Cortical diffusivity investigation in posterior cortical atrophy and typical Alzheimer's disease.
Torso M., Ahmed S., Butler C., Zamboni G., Jenkinson M., Chance S.
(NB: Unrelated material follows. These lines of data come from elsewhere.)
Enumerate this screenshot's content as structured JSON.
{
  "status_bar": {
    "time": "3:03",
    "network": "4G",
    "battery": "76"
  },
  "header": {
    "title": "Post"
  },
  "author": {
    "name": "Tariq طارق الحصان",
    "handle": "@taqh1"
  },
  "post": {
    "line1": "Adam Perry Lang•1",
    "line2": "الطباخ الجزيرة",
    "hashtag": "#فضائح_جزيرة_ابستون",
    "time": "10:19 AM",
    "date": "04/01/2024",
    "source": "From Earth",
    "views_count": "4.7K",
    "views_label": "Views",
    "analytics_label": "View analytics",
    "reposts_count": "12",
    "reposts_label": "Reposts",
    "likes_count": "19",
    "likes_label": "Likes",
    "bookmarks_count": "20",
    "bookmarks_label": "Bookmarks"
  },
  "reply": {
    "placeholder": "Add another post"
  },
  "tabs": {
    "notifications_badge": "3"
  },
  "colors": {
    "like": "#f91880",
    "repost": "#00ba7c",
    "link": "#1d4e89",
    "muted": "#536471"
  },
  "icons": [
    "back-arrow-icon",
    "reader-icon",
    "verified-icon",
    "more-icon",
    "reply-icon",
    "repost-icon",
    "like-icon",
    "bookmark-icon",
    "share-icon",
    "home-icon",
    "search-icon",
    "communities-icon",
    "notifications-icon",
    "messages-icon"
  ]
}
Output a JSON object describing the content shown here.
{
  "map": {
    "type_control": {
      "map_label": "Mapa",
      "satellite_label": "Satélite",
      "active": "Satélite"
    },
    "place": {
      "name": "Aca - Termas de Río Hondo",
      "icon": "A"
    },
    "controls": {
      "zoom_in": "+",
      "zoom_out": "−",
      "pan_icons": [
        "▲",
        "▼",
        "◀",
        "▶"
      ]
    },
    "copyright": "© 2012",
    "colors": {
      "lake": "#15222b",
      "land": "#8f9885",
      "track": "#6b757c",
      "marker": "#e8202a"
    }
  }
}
OBJECTIVES: To investigate the global cortical and regional quantitative features of cortical neural architecture in the brains of patients with posterior cortical atrophy (PCA) and typical Alzheimer's disease (tAD) compared with elderly healthy controls (HC). METHODS: A novel diffusion MRI method, that has been shown to correlate with minicolumnar organization changes in the cerebral cortex, was used as a surrogate of neuropathological changes in dementia. A cohort of 15 PCA patients, 23 tAD and 22 healthy elderly controls (HC) were enrolled to investigate the changes in cortical diffusivity among groups. For each subject, 3 T MRI T1-weighted images and diffusion tensor imaging (DTI) scans were analysed to extract novel cortical DTI derived measures (AngleR, PerpPD and ParlPD). Receiver operating characteristics (ROC) curve analysis and the area under the curve (AUC) were used to assess the group discrimination capability of the method. RESULTS: The results showed that the global cortical DTI derived measures were able to detect differences, in both PCA and tAD patients compared to healthy controls. The AngleR was the best measure to discriminate HC from tAD (AUC = 0.922), while PerpPD was the best measure to discriminate HC from PCA (AUC = 0.961). Finally, the best global measure to differentiate the two patient groups was ParlPD (AUC = 0.771). The comparison between PCA and tAD patients revealed a different pattern of damage within the AD spectrum and the regional comparisons identified significant differences in key regions including parietal and temporal lobe cortical areas. The best AUCs were shown by PerpPD right lingual cortex (AUC = 0.856), PerpPD right superior parietal cortex (AUC = 0.842) and ParlPD right lateral occipital cortex (AUC = 0.826). CONCLUSIONS: Diagnostic group differences were found, suggesting that the new cortical DTI analysis method may be useful to investigate cortical changes in dementia, providing better characterization of neurodegeneration, and potentially aiding differential diagnosis and prognostic accuracy.